Areas of Expertise: Criminal justice, police brutality, civil liberties, hate speech, civil litigation, diversity

Location: Washington, D.C.

Contact Info:
Email: DRobinson@LawyersCommittee.org
Twitter: @KristenClarkeJD

Phillip Atiba Goff

Phillip Atiba Goff teaches social psychology at the University of California, Los Angeles, and is co-founder and president for research of the Center for Policing Equity. His work focuses on racial bias, discrimination and the intersections of race and gender.
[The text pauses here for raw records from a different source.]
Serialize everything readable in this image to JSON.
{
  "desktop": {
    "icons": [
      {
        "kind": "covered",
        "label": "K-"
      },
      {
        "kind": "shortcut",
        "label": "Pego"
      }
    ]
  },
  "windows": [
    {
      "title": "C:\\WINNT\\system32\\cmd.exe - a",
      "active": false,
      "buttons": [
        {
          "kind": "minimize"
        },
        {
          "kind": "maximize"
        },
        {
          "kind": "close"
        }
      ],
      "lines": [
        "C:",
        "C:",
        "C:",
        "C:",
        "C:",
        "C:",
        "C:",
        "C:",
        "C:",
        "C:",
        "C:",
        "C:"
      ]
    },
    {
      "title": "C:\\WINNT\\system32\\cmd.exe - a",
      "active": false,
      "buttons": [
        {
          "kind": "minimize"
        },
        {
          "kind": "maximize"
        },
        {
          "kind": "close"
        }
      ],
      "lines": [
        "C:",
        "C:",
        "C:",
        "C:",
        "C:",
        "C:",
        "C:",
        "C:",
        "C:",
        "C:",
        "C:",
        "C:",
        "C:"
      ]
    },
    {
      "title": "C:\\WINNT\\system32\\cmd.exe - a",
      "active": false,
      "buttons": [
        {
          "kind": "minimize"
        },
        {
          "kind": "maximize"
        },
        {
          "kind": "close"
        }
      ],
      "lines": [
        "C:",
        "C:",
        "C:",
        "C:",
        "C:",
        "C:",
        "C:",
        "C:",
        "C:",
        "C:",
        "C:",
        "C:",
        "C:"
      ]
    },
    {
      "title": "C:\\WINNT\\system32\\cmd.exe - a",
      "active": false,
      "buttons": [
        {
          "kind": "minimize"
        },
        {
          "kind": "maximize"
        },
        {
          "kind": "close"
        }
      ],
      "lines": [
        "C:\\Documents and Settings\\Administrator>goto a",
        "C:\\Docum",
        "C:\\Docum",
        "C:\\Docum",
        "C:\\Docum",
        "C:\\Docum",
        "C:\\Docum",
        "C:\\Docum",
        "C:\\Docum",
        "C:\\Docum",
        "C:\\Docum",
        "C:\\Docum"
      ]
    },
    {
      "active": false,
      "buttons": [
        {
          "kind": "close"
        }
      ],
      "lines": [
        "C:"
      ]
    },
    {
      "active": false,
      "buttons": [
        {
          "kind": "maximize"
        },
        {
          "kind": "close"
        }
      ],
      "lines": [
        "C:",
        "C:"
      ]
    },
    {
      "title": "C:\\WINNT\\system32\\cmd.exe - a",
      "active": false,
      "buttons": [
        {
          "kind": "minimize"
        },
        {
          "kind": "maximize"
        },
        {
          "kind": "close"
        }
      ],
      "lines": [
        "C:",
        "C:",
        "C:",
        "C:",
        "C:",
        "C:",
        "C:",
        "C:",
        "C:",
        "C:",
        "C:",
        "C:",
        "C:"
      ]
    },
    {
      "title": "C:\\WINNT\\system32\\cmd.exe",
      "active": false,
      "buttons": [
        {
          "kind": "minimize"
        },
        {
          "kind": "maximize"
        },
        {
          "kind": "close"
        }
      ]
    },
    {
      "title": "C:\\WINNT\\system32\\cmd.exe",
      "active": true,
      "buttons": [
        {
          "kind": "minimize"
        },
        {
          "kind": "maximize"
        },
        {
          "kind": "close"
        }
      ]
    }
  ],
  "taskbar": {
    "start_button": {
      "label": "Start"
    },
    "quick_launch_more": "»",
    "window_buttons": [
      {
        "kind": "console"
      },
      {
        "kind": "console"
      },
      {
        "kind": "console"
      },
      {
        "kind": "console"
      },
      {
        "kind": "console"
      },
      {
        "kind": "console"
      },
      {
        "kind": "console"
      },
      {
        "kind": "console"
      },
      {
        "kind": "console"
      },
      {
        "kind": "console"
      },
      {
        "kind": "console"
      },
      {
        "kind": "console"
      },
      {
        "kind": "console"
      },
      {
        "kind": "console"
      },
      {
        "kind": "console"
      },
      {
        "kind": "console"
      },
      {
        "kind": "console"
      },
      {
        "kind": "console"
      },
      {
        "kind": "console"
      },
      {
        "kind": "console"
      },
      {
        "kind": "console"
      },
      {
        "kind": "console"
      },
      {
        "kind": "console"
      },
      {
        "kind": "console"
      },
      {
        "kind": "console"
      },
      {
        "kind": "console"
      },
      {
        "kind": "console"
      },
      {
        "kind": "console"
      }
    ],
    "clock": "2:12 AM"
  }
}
Goff’s approach to bias explores the ways in which racial prejudice is not necessarily a precondition for racial discrimination; he looks at the contextual factors that can produce racial inequity. He is the youngest member of the John Jay College of Criminal Justice advisory board for the Center on Race, Crime and Justice and has served as an expert witness in several high-profile cases. He has been recognized as a national leader in race and gender discrimination as well as an emerging leader in research on race, gender and policing.

Goff has appeared on MSNBC and NPR’s All Things Considered, as well as in the LA Times and on HuffingtonPost.com.

Phillip Atiba Goff

Assistant Professor of Social Psychology at University of California, Los Angeles

Areas of Expertise: Racial Bias, Discrimination, Intersections of Race and Gender, Crime and Justice, School-to-Prison Pipeline, Law Enforcement, Racial Profiling, Racial Anxiety, Gun Control, Policing, Prejudice, Microaggression, Black Male Achievement, Implicit Bias

Location: Los Angeles, CA

Contact Information:

Safiya Jafari Simmons, Values Partnerships
Phone: (301) 237-2648
Email: safiya@valuespartnerships.com

Heard on NPR: For a full list, click here.
All Things Considered: Legalese Aside, How Do We Talk About Race Nowadays?